The red lines represent Troika loans. These cost L+300 or 4% currently and are about 75 billion Euro.
Virtually all of the rest of the debt is held by the ECB or EIB or some other non private entity. Those bonds have an average coupon of around 5%.
If Greece was to leave the Euro, there is no way they can pay these bonds back in Euros. Just redenominating these bonds into Drachma would be a big loss for the Troika. Just redenominating might not even be enough. They might need to default altogether to have a country that can function post default.
The ECB, IMF, and anyone else who has lent to Greece had better seriously consider the ramifications of Greece leaving and how they will deal with redomination or default.
Having the EFSF pick up the losses, which I believe is a consideration, is not a good idea, as it will eliminate any shred of doubt that the whole system in Europe is now a ponzi scheme.

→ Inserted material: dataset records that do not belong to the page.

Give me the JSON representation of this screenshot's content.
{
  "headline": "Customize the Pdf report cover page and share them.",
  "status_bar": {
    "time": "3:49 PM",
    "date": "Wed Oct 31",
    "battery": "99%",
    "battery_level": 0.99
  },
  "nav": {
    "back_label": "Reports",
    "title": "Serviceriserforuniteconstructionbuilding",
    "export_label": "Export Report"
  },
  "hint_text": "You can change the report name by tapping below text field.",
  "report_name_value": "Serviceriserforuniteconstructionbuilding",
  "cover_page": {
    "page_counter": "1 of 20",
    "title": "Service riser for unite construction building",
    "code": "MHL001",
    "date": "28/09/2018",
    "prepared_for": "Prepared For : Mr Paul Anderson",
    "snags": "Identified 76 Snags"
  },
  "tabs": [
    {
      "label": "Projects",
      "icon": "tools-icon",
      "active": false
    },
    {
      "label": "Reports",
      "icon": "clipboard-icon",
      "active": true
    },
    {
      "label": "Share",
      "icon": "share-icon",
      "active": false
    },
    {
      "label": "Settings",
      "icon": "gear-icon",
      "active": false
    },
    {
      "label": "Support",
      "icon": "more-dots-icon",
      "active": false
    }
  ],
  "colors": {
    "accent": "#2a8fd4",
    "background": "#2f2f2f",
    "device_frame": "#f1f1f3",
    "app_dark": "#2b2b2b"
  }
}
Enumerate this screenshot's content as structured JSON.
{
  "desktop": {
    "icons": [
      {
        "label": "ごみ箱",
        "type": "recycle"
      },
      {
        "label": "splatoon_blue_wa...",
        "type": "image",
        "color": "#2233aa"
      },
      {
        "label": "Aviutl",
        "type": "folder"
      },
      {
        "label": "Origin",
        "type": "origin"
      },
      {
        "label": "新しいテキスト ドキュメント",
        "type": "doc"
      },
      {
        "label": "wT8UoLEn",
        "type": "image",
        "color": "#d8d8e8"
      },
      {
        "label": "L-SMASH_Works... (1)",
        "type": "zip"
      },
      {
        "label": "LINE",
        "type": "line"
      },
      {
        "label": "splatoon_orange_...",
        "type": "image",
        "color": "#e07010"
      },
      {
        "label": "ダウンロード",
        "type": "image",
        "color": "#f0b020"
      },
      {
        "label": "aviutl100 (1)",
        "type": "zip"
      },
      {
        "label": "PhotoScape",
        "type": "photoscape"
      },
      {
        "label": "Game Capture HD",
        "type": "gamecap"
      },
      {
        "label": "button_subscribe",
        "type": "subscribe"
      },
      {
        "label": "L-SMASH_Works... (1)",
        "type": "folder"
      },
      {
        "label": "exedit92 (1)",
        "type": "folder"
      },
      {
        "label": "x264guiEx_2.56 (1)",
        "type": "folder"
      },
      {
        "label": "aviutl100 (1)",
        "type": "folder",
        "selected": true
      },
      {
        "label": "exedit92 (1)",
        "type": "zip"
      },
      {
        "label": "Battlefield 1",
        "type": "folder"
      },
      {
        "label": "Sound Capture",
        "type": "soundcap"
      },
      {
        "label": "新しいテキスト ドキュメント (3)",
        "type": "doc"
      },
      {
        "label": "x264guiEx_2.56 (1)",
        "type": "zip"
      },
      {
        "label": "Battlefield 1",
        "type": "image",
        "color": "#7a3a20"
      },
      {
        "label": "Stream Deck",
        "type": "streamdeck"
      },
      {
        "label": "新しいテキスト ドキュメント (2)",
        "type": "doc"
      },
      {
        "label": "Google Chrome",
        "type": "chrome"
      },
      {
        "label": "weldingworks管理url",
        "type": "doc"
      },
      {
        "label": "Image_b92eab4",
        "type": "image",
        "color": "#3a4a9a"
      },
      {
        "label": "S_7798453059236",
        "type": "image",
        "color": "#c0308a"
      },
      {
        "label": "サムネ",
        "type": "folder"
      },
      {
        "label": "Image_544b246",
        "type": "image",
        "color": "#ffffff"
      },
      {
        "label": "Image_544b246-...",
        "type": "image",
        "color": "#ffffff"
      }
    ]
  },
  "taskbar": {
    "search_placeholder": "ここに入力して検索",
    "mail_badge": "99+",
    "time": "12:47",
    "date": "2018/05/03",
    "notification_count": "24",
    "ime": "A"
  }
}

As impotent as a Greek IOU may be, at least it maintains the facade that the system isn’t completely broken, but the EFSF directly paying back the ECB and IMF in whole, and receiving nothing but defaulted claims or drachma bonds will be a scam too far.